Items from a data source:
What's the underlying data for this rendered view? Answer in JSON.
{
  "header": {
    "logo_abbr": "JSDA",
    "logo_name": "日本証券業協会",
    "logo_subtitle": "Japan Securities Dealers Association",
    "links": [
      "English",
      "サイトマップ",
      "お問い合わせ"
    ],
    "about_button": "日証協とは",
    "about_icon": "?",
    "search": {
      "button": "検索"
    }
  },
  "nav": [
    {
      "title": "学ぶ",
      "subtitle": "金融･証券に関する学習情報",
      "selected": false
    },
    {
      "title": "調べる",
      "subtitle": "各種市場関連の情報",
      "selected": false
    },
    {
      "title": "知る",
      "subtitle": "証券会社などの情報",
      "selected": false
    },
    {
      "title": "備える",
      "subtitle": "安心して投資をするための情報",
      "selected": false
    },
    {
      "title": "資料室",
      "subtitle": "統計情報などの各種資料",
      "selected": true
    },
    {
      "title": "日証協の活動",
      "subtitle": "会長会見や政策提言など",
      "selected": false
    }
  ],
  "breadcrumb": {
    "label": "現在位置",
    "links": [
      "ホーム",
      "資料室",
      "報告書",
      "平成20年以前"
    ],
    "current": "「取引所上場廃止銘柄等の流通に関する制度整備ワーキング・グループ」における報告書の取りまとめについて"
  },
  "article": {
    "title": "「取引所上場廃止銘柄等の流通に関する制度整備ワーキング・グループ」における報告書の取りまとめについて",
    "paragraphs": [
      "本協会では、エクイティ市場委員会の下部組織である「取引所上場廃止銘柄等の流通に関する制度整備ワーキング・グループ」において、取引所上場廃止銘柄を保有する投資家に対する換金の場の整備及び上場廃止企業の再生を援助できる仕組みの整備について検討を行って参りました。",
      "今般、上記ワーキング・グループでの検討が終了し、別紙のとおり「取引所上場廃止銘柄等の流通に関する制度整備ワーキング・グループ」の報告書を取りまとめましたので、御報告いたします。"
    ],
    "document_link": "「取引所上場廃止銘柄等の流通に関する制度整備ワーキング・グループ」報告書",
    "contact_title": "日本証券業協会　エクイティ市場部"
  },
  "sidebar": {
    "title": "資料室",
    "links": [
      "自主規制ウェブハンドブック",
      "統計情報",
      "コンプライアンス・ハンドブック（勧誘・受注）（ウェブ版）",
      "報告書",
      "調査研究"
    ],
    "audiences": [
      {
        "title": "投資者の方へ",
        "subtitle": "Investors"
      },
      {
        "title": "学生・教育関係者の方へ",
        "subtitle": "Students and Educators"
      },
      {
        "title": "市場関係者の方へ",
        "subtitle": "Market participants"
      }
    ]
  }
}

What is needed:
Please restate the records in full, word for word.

Response area:
What's the underlying data for this rendered view? Answer in JSON.
{
  "header": {
    "logo_abbr": "JSDA",
    "logo_name": "日本証券業協会",
    "logo_subtitle": "Japan Securities Dealers Association",
    "links": [
      "English",
      "サイトマップ",
      "お問い合わせ"
    ],
    "about_button": "日証協とは",
    "about_icon": "?",
    "search": {
      "button": "検索"
    }
  },
  "nav": [
    {
      "title": "学ぶ",
      "subtitle": "金融･証券に関する学習情報",
      "selected": false
    },
    {
      "title": "調べる",
      "subtitle": "各種市場関連の情報",
      "selected": false
    },
    {
      "title": "知る",
      "subtitle": "証券会社などの情報",
      "selected": false
    },
    {
      "title": "備える",
      "subtitle": "安心して投資をするための情報",
      "selected": false
    },
    {
      "title": "資料室",
      "subtitle": "統計情報などの各種資料",
      "selected": true
    },
    {
      "title": "日証協の活動",
      "subtitle": "会長会見や政策提言など",
      "selected": false
    }
  ],
  "breadcrumb": {
    "label": "現在位置",
    "links": [
      "ホーム",
      "資料室",
      "報告書",
      "平成20年以前"
    ],
    "current": "「取引所上場廃止銘柄等の流通に関する制度整備ワーキング・グループ」における報告書の取りまとめについて"
  },
  "article": {
    "title": "「取引所上場廃止銘柄等の流通に関する制度整備ワーキング・グループ」における報告書の取りまとめについて",
    "paragraphs": [
      "本協会では、エクイティ市場委員会の下部組織である「取引所上場廃止銘柄等の流通に関する制度整備ワーキング・グループ」において、取引所上場廃止銘柄を保有する投資家に対する換金の場の整備及び上場廃止企業の再生を援助できる仕組みの整備について検討を行って参りました。",
      "今般、上記ワーキング・グループでの検討が終了し、別紙のとおり「取引所上場廃止銘柄等の流通に関する制度整備ワーキング・グループ」の報告書を取りまとめましたので、御報告いたします。"
    ],
    "document_link": "「取引所上場廃止銘柄等の流通に関する制度整備ワーキング・グループ」報告書",
    "contact_title": "日本証券業協会　エクイティ市場部"
  },
  "sidebar": {
    "title": "資料室",
    "links": [
      "自主規制ウェブハンドブック",
      "統計情報",
      "コンプライアンス・ハンドブック（勧誘・受注）（ウェブ版）",
      "報告書",
      "調査研究"
    ],
    "audiences": [
      {
        "title": "投資者の方へ",
        "subtitle": "Investors"
      },
      {
        "title": "学生・教育関係者の方へ",
        "subtitle": "Students and Educators"
      },
      {
        "title": "市場関係者の方へ",
        "subtitle": "Market participants"
      }
    ]
  }
}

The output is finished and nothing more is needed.